Page and application data records:
------------------------------------------------
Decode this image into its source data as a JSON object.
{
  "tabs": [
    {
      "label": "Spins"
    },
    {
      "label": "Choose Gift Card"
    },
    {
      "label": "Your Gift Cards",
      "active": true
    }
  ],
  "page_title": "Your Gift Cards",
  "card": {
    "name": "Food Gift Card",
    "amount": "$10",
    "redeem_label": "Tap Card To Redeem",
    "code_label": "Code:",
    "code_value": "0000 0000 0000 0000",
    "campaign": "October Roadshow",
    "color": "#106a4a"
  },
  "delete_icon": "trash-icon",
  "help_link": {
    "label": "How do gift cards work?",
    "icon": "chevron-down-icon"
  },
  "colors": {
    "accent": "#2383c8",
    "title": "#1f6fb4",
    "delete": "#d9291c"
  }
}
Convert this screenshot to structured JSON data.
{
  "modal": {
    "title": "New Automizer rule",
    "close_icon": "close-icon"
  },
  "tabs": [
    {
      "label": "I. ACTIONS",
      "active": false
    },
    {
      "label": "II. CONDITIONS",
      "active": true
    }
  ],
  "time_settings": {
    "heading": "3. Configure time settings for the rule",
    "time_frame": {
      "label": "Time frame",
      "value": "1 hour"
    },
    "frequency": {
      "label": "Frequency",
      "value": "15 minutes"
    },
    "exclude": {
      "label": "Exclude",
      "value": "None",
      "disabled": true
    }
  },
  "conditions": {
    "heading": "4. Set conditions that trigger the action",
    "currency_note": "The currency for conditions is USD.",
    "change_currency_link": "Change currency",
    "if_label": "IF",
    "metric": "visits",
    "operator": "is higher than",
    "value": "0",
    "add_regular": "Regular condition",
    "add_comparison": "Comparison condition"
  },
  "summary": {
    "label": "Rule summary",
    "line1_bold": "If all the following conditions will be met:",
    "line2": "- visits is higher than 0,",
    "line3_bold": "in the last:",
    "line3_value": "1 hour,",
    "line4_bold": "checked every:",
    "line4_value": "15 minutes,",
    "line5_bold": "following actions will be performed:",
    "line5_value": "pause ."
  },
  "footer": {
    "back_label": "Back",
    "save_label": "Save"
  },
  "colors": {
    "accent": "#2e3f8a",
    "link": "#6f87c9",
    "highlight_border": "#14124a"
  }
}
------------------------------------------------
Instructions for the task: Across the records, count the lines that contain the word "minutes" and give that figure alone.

Answer: 2